What to produce »
Examine the records below. Report how many of their lines contain the word "rating", with no other content.

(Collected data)
=== Begin Enclosure ===
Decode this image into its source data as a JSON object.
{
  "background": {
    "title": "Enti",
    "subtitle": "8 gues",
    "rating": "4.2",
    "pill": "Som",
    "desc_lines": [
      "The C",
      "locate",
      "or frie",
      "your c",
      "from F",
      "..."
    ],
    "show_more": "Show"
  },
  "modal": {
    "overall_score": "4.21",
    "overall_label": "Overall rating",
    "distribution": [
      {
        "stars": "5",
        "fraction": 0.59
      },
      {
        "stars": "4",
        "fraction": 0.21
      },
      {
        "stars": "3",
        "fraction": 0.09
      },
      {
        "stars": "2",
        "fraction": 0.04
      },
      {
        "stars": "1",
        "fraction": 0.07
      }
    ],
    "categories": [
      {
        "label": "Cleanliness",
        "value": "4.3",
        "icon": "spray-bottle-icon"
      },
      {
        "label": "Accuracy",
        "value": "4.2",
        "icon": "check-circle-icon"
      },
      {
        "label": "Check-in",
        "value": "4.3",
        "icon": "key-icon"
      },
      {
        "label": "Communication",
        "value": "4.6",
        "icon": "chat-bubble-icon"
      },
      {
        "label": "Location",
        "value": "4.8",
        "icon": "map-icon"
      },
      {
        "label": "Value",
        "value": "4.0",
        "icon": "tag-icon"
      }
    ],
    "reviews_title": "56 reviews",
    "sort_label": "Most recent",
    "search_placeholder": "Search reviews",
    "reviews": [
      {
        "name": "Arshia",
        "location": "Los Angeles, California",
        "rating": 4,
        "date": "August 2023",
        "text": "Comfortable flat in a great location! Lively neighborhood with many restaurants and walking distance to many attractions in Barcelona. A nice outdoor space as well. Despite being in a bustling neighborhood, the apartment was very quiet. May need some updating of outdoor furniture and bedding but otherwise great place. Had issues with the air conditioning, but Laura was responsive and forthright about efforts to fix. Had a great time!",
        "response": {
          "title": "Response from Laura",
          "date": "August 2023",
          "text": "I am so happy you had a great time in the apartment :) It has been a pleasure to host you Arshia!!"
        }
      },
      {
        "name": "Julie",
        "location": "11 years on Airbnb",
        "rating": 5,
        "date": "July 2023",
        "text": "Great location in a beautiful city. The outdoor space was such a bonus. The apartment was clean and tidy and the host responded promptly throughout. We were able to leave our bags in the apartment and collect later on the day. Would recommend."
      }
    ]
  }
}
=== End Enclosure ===
Answer box »
4